These three books are the best sources I know of for learning how to make period jewelry.
Most of the books on historical jewelry that you will come across are coffee table books, designed more for beauty than information. While they contain pictures of some magnificent pieces, they tend to be mostly the same pieces in every book. It is worth getting one or two such books (preferably second hand, or remaindered, or on discount from Publishers Central, since they are usually expensive otherwise), but the additional information you get from additional books decreases rapidly.
Three exceptions to this rule are:
Jewellery of the Ancient World, by Jack Ogden, Rizzoli, 1982.
Jewellery Through 7000 Years, British Museum Publications Limited, 1976.
Jewelry Ancient to Modern, Anne Garside Ed., Viking Press, 1979.
The first of these contains the most careful and scholarly discussion of what stones and techniques were used when that I have ever seen. Unfortunately, since Ogden's subject is jewellery in classical antiquity, he says relatively little about the Middle Ages and Renaissance. The second book describes the collection of the British Museum, and the third the collection of the Walters Gallery in Baltimore. Each contains pictures and descriptions of a large number of pieces. They provide the closest approximation available (short of going to museums) to primary sources for jewelry history.
If a really adequate secondary source on jewelry history has been written, I have not seen it. The closest thing I know of is not a jewelry book at all but a costume manual: Costume and Fashion by Herbert Norris. Along with his description of the clothing of each period he has a fairly detailed discussion of the jewelry. Since he is writing about English costume, the information is useful for western European personae, less useful for others.

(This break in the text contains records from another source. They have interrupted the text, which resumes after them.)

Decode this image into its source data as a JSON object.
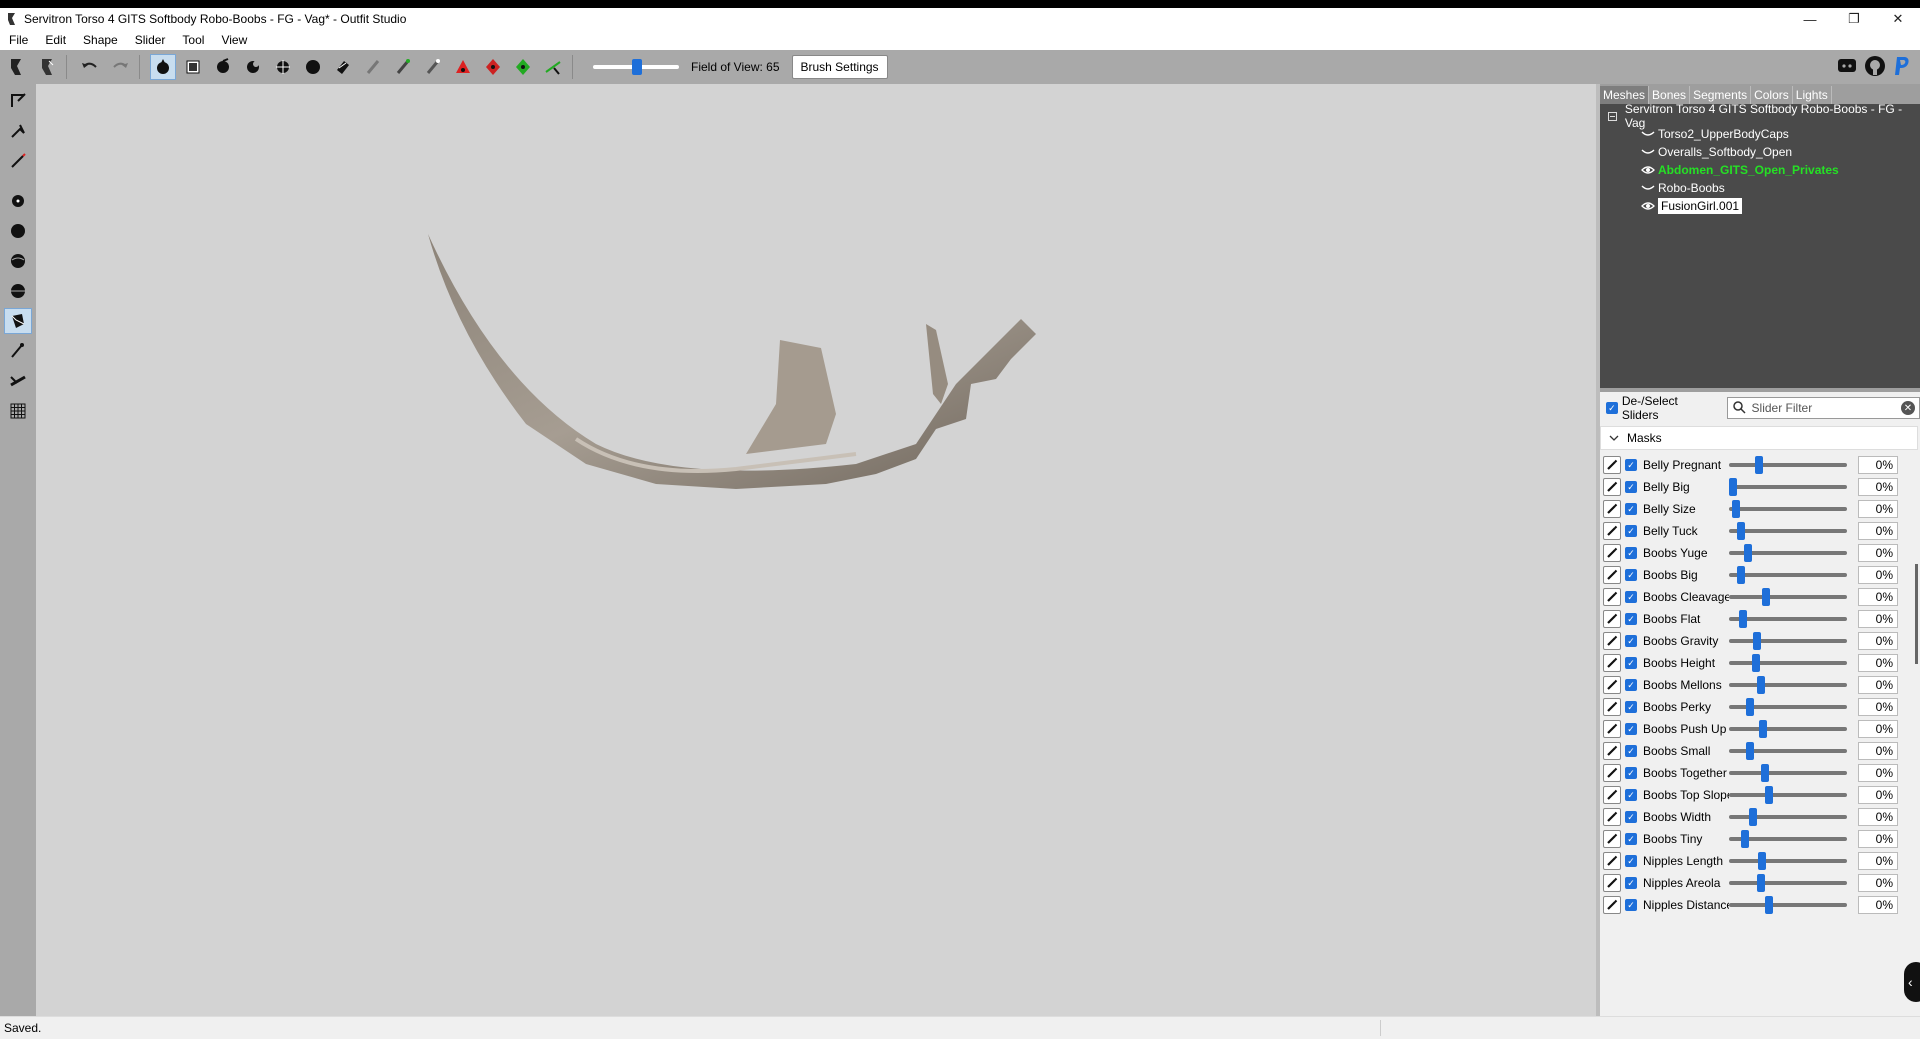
{
  "window": {
    "title": "Servitron Torso 4 GITS Softbody Robo-Boobs - FG - Vag* - Outfit Studio",
    "minimize_glyph": "—",
    "restore_glyph": "❐",
    "close_glyph": "✕"
  },
  "menu": [
    "File",
    "Edit",
    "Shape",
    "Slider",
    "Tool",
    "View"
  ],
  "toolbar": {
    "fov_label": "Field of View: 65",
    "fov_value": 65,
    "brush_settings_label": "Brush Settings"
  },
  "tabs": [
    "Meshes",
    "Bones",
    "Segments",
    "Colors",
    "Lights"
  ],
  "tree": {
    "root": "Servitron Torso 4 GITS Softbody Robo-Boobs - FG - Vag",
    "items": [
      {
        "label": "Torso2_UpperBodyCaps",
        "icon": "hidden-eye-icon"
      },
      {
        "label": "Overalls_Softbody_Open",
        "icon": "hidden-eye-icon"
      },
      {
        "label": "Abdomen_GITS_Open_Privates",
        "icon": "eye-icon"
      },
      {
        "label": "Robo-Boobs",
        "icon": "hidden-eye-icon"
      },
      {
        "label": "FusionGirl.001",
        "icon": "eye-icon"
      }
    ]
  },
  "sliders_panel": {
    "deselect_label": "De-/Select Sliders",
    "filter_placeholder": "Slider Filter",
    "group_label": "Masks",
    "sliders": [
      {
        "name": "Belly Pregnant",
        "value": "0%",
        "knob": 0.24
      },
      {
        "name": "Belly Big",
        "value": "0%",
        "knob": 0.0
      },
      {
        "name": "Belly Size",
        "value": "0%",
        "knob": 0.03
      },
      {
        "name": "Belly Tuck",
        "value": "0%",
        "knob": 0.07
      },
      {
        "name": "Boobs Yuge",
        "value": "0%",
        "knob": 0.14
      },
      {
        "name": "Boobs Big",
        "value": "0%",
        "knob": 0.07
      },
      {
        "name": "Boobs Cleavage",
        "value": "0%",
        "knob": 0.3
      },
      {
        "name": "Boobs Flat",
        "value": "0%",
        "knob": 0.09
      },
      {
        "name": "Boobs Gravity",
        "value": "0%",
        "knob": 0.22
      },
      {
        "name": "Boobs Height",
        "value": "0%",
        "knob": 0.21
      },
      {
        "name": "Boobs Mellons",
        "value": "0%",
        "knob": 0.25
      },
      {
        "name": "Boobs Perky",
        "value": "0%",
        "knob": 0.15
      },
      {
        "name": "Boobs Push Up",
        "value": "0%",
        "knob": 0.27
      },
      {
        "name": "Boobs Small",
        "value": "0%",
        "knob": 0.15
      },
      {
        "name": "Boobs Together",
        "value": "0%",
        "knob": 0.29
      },
      {
        "name": "Boobs Top Slope",
        "value": "0%",
        "knob": 0.33
      },
      {
        "name": "Boobs Width",
        "value": "0%",
        "knob": 0.18
      },
      {
        "name": "Boobs Tiny",
        "value": "0%",
        "knob": 0.11
      },
      {
        "name": "Nipples Length",
        "value": "0%",
        "knob": 0.26
      },
      {
        "name": "Nipples Areola",
        "value": "0%",
        "knob": 0.25
      },
      {
        "name": "Nipples Distance",
        "value": "0%",
        "knob": 0.33
      }
    ]
  },
  "status": {
    "text": "Saved."
  },
  "colors": {
    "accent": "#1e6fd9",
    "viewport": "#d3d3d3",
    "tree_bg": "#4a4a4a",
    "highlight_green": "#25e025"
  }
}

Three other books I would recommend are:
Anglo-Saxon Jewellery, by Ronald Jessup. Shire Publications, 1974.
European Enamels, by Isa Belli Barsali, translated by Rudolf Rudorff. Hamlyn, 1969.
Medieval Goldsmith's Work, by Isa Belli Barsali, translated by Margaret Crosland. Hamlyn, 1969.
These are relatively small books, each specializing in a particular area. There are probably other, similar, books that I have not come across. One can also sometimes get information on jewelry from books on a specific culture, such as The Viking or Treasures of Ireland.
[Originally printed in A Book of Bibliographies for the Arts and Sciences in the Current Middle Ages, Airmid Godwin, ed.]
Webbed by Gregory Blount of Isenfir